A big factor in Molly’s addiction was the absence of her mother during her teenage years. Similarly, during her days of addiction, Molly had attempted to make the puzzle alone and never completed it. Now, seeing Deb and Molly with the puzzle together symbolizes how not just Molly but even Deb wants to start afresh and, this time around, be there for her daughter as she creates a life for herself. Hence, with its signature less-is-more storytelling style, the movie informs us of Molly’s present state and her shared future with her mother through a simple puzzle in the garage.
Why Does Deb Blame Doctors for Molly’s Addiction?
On multiple occasions, Deb blames medical professionals for her daughter’s addiction. In her most detailed tirade against them, she explains how Molly suffered from a sprained knee when she was 17, which resulted in her being prescribed 75 tablets of Oxycodone, an opioid painkiller more commonly referred to by its brand name OxyContin. Deb then goes on to say that Molly was never denied a prescription, meaning that her teenage daughter was given access to a supply of highly addictive pharmaceutical drugs that eventually led to her getting addicted to illegal drugs.
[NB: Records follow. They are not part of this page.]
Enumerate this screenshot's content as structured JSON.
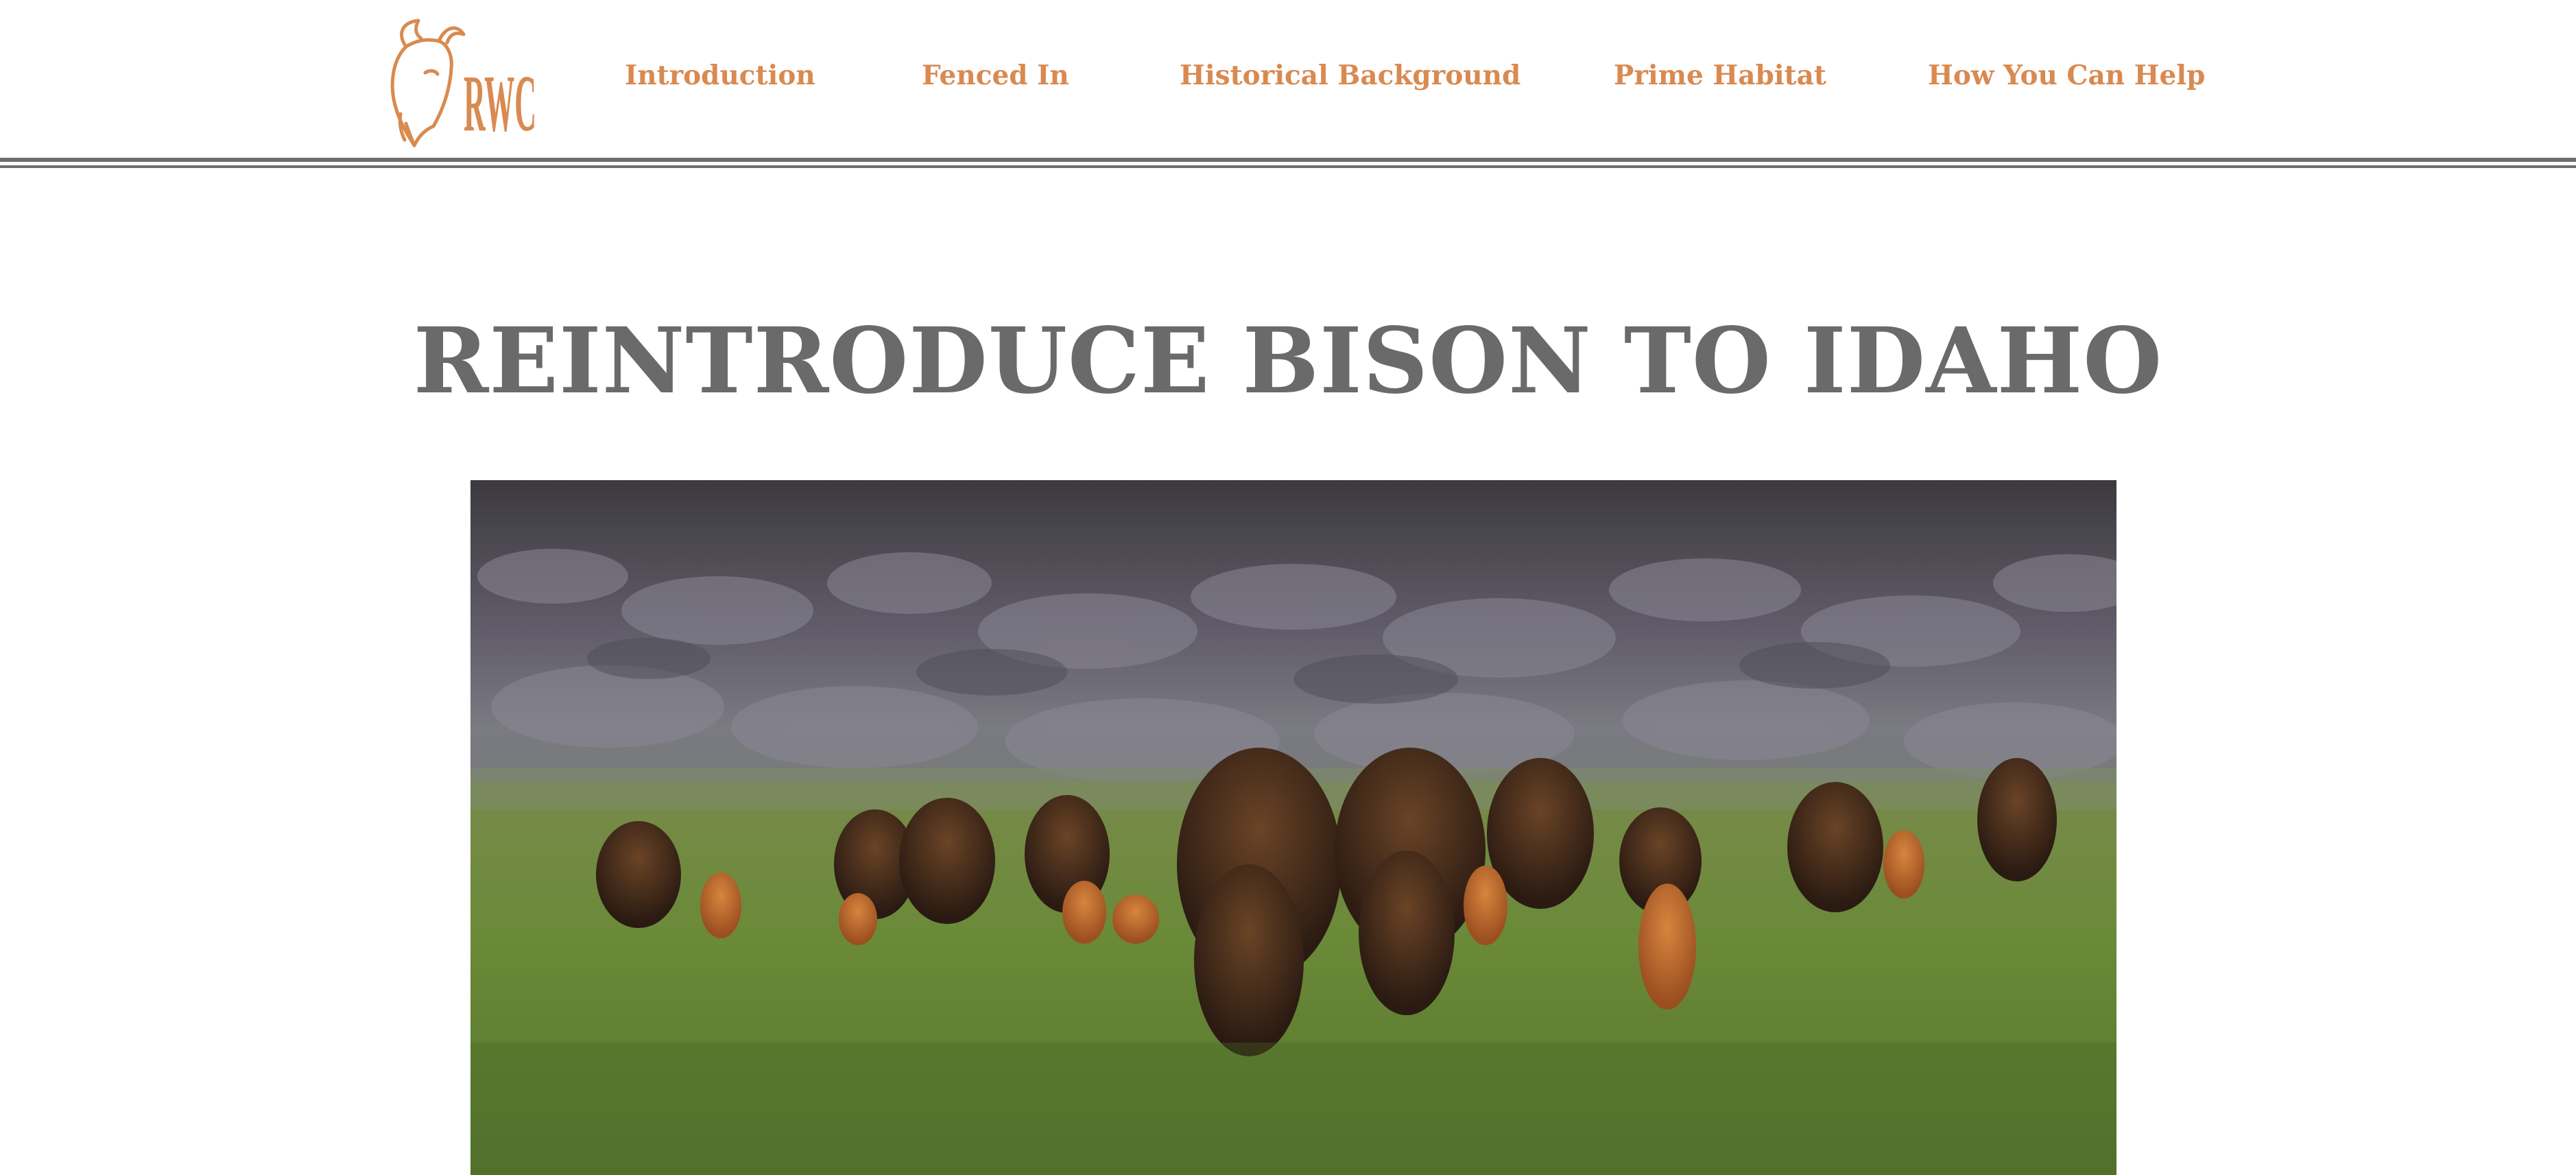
{
  "brand": {
    "logo_text": "RWC",
    "logo_icon": "bison-head-icon"
  },
  "nav": {
    "items": [
      {
        "label": "Introduction"
      },
      {
        "label": "Fenced In"
      },
      {
        "label": "Historical Background"
      },
      {
        "label": "Prime Habitat"
      },
      {
        "label": "How You Can Help"
      }
    ]
  },
  "main": {
    "title": "REINTRODUCE BISON TO IDAHO"
  },
  "colors": {
    "accent": "#d98a50",
    "title": "#6a6a6a",
    "divider": "#6e6e6e"
  }
}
Various other issues, like Molly’s crushing anxiety and her mother’s abandonment of her, are recognized as contributing factors to her long-standing addiction. However, at the forefront is the portrayal of Molly (and her mother) as victims of the opioid epidemic. This is further reinforced when Molly mentions that Sean is looking for painkillers due to an apparent back injury and soon after, whilst talking about her bender, confirms that he uses drugs as well. Hence, ‘Four Good Days’ makes a very clear connection between the irresponsible proliferation of opioid painkillers by the medical industry and Molly’s plight, which is vehemently expressed by Deb.
Read More: Is Four Good Days Based on a True Story?